Between 2000 and 2006, Dr. Harrington, Dr. Fonteh, and colleagues had sequenced over 6,000 different proteins in CSF, and found that one-quarter of them were integral membrane proteins. What membranes? Using differential ultracentrifugation, he found many heterogeneous membranous structures between 30 and 300 nanometers in diameter. These nanoparticles include synaptic vesicles, large dense core vesicles, and many other blobs, that we defined by transmission electron microscopy, immuno-EM, Western blotting, and mass spectrometry. We also found some nanoblobs had functionally active enzymes, including cyclooxygenases a and b. This was the first report to demonstrate and define nanoparticles in CSF. This work has opened up studies to investigate the physiological roles of these previously unknown particles as well as how they inform on disease.

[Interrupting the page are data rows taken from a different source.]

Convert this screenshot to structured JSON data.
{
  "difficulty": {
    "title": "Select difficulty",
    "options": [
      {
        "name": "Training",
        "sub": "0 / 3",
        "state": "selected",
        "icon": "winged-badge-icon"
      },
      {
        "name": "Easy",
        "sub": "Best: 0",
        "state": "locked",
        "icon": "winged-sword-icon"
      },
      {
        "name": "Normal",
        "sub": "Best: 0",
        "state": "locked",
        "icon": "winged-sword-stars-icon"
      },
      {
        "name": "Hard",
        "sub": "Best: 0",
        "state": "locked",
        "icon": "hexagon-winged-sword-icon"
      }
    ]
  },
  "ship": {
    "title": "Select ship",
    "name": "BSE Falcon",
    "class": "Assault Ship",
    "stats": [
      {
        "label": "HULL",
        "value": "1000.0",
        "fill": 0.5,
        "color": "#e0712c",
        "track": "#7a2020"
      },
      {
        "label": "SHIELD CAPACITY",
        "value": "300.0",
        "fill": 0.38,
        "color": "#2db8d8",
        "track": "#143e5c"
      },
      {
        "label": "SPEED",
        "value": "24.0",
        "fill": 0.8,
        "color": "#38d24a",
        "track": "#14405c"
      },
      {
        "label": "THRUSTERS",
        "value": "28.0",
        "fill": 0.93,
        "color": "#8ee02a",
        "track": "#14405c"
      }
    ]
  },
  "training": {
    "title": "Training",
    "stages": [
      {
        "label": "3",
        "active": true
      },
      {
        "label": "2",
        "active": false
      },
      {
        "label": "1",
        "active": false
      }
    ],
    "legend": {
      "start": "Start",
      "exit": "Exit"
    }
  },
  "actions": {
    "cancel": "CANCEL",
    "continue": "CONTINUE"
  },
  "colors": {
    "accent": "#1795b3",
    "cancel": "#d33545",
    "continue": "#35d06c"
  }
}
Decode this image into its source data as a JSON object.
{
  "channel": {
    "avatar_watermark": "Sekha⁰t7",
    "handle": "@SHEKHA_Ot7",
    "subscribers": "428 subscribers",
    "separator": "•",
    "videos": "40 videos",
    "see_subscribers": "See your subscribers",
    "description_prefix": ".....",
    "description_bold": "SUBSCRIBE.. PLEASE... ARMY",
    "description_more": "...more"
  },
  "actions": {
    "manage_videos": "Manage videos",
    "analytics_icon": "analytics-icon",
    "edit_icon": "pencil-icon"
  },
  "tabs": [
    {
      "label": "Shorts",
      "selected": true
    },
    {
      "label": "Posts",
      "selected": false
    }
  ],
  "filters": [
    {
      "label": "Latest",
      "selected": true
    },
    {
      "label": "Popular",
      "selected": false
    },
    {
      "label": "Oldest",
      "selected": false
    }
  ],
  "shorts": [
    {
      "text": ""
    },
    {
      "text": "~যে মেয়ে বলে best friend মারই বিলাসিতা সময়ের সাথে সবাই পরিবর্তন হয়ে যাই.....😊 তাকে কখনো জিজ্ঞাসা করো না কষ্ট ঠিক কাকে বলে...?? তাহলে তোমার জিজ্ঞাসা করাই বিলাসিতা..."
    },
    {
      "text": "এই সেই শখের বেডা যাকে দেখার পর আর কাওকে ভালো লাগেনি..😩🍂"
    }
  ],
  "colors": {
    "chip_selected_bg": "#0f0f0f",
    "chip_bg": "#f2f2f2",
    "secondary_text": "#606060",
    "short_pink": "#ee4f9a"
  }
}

Aging and Alzheimer’s Disease Study. Our strategy is to define the clinical status of study participants in detail, including the NIH’s Common Disease Elements and the Alzheimer’s disease (AD) Uniform Data Set, and use compositional studies of human samples to identify molecular changes that correlate with clinical dysfunction. We recruited 149 people with classifications of AD, mild cognitive impairment (MCI), or no cognitive impairment (NCI), and collected their cerebrospinal fluid (CSF), blood, and urine. From this strategy, we found compelling evidence of altered lipids in brain-derived CSF membranes from participants with Alzheimer’s disease. We are following these participants longitudinally, for which they have all consented, to assess clinical and chemical changes. Over fifty study participants have already been re-assessed 3-4 years after their initial visit. If our hypothesis that membrane damage of neurons drives early Alzheimer’s pathology is confirmed, treatments can measure improvement to CSF membrane composition as an outcome. We collaborate on these studies with Dr. Fonteh and colleagues at HMRI, and Drs. Chui, Zlokovic and colleagues at the USC Alzheimer’s Disease Research Center, whose expertise in blood-brain-barrier and vascular dementia is invaluable.
Complete List of Published Work in Dr. Harrington’s Bibliography: http://www.ncbi.nlm.nih.gov/sites/myncbi/michael.harrington.1/bibliography/44075935/public/?sort=date&direction=descending